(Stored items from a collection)
------------
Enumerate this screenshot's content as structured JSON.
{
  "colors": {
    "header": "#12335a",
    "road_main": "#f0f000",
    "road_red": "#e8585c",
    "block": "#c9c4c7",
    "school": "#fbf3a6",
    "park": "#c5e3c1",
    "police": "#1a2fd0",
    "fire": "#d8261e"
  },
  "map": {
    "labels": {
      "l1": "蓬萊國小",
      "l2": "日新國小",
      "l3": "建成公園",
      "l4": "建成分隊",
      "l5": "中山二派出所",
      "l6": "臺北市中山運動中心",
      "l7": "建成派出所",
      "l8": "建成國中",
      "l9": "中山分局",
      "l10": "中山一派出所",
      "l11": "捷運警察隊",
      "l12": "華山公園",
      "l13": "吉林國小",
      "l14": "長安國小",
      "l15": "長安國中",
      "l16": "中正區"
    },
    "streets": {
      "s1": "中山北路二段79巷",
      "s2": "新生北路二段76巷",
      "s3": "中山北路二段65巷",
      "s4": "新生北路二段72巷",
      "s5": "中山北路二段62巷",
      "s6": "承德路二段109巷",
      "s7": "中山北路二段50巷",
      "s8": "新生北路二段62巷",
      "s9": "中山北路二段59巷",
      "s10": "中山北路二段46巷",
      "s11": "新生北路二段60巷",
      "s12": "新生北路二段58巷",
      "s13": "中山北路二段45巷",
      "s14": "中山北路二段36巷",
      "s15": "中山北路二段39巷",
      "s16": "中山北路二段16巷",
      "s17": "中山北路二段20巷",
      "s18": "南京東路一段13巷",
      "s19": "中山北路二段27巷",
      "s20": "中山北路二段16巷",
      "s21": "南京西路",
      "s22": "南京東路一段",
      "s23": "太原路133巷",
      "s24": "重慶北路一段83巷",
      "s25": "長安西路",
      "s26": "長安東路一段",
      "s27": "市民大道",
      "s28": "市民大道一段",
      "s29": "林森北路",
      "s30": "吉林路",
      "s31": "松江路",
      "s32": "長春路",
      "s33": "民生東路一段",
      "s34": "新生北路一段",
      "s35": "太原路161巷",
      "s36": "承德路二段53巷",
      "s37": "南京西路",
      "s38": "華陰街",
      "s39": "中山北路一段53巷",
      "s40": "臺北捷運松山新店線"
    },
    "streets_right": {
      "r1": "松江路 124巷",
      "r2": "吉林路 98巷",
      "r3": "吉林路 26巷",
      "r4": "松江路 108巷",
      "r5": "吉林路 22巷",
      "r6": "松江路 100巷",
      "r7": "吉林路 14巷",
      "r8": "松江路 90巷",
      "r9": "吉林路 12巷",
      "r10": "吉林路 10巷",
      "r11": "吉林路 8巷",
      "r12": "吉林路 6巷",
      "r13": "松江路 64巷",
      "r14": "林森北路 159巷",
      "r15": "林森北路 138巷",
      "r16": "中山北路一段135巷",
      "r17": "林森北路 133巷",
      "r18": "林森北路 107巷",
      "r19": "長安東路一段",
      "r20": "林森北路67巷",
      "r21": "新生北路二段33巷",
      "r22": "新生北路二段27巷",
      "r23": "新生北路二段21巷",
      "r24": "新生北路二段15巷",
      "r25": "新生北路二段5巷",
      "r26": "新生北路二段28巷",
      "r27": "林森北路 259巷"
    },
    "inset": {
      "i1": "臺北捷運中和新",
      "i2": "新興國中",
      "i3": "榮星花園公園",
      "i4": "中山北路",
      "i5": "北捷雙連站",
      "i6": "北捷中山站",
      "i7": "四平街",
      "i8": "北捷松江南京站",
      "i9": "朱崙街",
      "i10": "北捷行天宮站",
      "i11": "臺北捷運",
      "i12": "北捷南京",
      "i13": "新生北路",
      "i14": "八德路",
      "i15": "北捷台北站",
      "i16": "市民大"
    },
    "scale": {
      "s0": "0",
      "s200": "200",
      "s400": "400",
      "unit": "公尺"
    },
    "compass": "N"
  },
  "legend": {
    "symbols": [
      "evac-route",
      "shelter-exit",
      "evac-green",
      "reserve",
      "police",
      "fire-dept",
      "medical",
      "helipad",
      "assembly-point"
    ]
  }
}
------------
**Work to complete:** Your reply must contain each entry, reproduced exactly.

**Completed task:**
Enumerate this screenshot's content as structured JSON.
{
  "colors": {
    "header": "#12335a",
    "road_main": "#f0f000",
    "road_red": "#e8585c",
    "block": "#c9c4c7",
    "school": "#fbf3a6",
    "park": "#c5e3c1",
    "police": "#1a2fd0",
    "fire": "#d8261e"
  },
  "map": {
    "labels": {
      "l1": "蓬萊國小",
      "l2": "日新國小",
      "l3": "建成公園",
      "l4": "建成分隊",
      "l5": "中山二派出所",
      "l6": "臺北市中山運動中心",
      "l7": "建成派出所",
      "l8": "建成國中",
      "l9": "中山分局",
      "l10": "中山一派出所",
      "l11": "捷運警察隊",
      "l12": "華山公園",
      "l13": "吉林國小",
      "l14": "長安國小",
      "l15": "長安國中",
      "l16": "中正區"
    },
    "streets": {
      "s1": "中山北路二段79巷",
      "s2": "新生北路二段76巷",
      "s3": "中山北路二段65巷",
      "s4": "新生北路二段72巷",
      "s5": "中山北路二段62巷",
      "s6": "承德路二段109巷",
      "s7": "中山北路二段50巷",
      "s8": "新生北路二段62巷",
      "s9": "中山北路二段59巷",
      "s10": "中山北路二段46巷",
      "s11": "新生北路二段60巷",
      "s12": "新生北路二段58巷",
      "s13": "中山北路二段45巷",
      "s14": "中山北路二段36巷",
      "s15": "中山北路二段39巷",
      "s16": "中山北路二段16巷",
      "s17": "中山北路二段20巷",
      "s18": "南京東路一段13巷",
      "s19": "中山北路二段27巷",
      "s20": "中山北路二段16巷",
      "s21": "南京西路",
      "s22": "南京東路一段",
      "s23": "太原路133巷",
      "s24": "重慶北路一段83巷",
      "s25": "長安西路",
      "s26": "長安東路一段",
      "s27": "市民大道",
      "s28": "市民大道一段",
      "s29": "林森北路",
      "s30": "吉林路",
      "s31": "松江路",
      "s32": "長春路",
      "s33": "民生東路一段",
      "s34": "新生北路一段",
      "s35": "太原路161巷",
      "s36": "承德路二段53巷",
      "s37": "南京西路",
      "s38": "華陰街",
      "s39": "中山北路一段53巷",
      "s40": "臺北捷運松山新店線"
    },
    "streets_right": {
      "r1": "松江路 124巷",
      "r2": "吉林路 98巷",
      "r3": "吉林路 26巷",
      "r4": "松江路 108巷",
      "r5": "吉林路 22巷",
      "r6": "松江路 100巷",
      "r7": "吉林路 14巷",
      "r8": "松江路 90巷",
      "r9": "吉林路 12巷",
      "r10": "吉林路 10巷",
      "r11": "吉林路 8巷",
      "r12": "吉林路 6巷",
      "r13": "松江路 64巷",
      "r14": "林森北路 159巷",
      "r15": "林森北路 138巷",
      "r16": "中山北路一段135巷",
      "r17": "林森北路 133巷",
      "r18": "林森北路 107巷",
      "r19": "長安東路一段",
      "r20": "林森北路67巷",
      "r21": "新生北路二段33巷",
      "r22": "新生北路二段27巷",
      "r23": "新生北路二段21巷",
      "r24": "新生北路二段15巷",
      "r25": "新生北路二段5巷",
      "r26": "新生北路二段28巷",
      "r27": "林森北路 259巷"
    },
    "inset": {
      "i1": "臺北捷運中和新",
      "i2": "新興國中",
      "i3": "榮星花園公園",
      "i4": "中山北路",
      "i5": "北捷雙連站",
      "i6": "北捷中山站",
      "i7": "四平街",
      "i8": "北捷松江南京站",
      "i9": "朱崙街",
      "i10": "北捷行天宮站",
      "i11": "臺北捷運",
      "i12": "北捷南京",
      "i13": "新生北路",
      "i14": "八德路",
      "i15": "北捷台北站",
      "i16": "市民大"
    },
    "scale": {
      "s0": "0",
      "s200": "200",
      "s400": "400",
      "unit": "公尺"
    },
    "compass": "N"
  },
  "legend": {
    "symbols": [
      "evac-route",
      "shelter-exit",
      "evac-green",
      "reserve",
      "police",
      "fire-dept",
      "medical",
      "helipad",
      "assembly-point"
    ]
  }
}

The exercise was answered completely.